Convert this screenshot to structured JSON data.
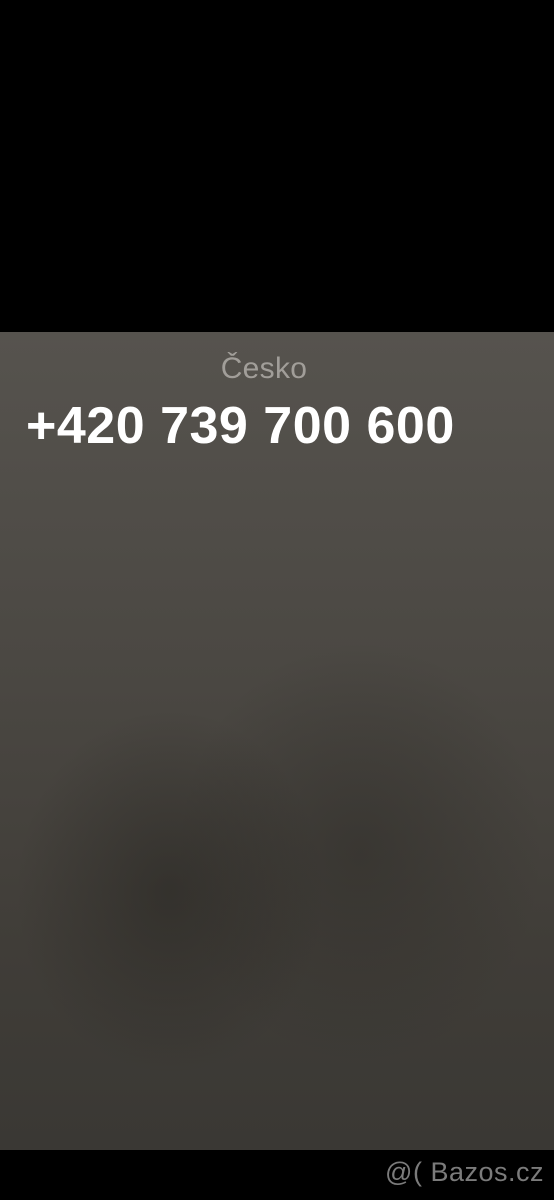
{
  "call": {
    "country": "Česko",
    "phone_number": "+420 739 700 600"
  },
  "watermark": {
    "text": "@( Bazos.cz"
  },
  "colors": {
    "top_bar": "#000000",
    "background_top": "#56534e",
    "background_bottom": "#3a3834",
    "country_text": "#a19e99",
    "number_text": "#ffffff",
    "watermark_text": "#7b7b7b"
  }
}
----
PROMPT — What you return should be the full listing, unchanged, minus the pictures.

TASK RESPONSE —
Convert this screenshot to structured JSON data.
{
  "call": {
    "country": "Česko",
    "phone_number": "+420 739 700 600"
  },
  "watermark": {
    "text": "@( Bazos.cz"
  },
  "colors": {
    "top_bar": "#000000",
    "background_top": "#56534e",
    "background_bottom": "#3a3834",
    "country_text": "#a19e99",
    "number_text": "#ffffff",
    "watermark_text": "#7b7b7b"
  }
}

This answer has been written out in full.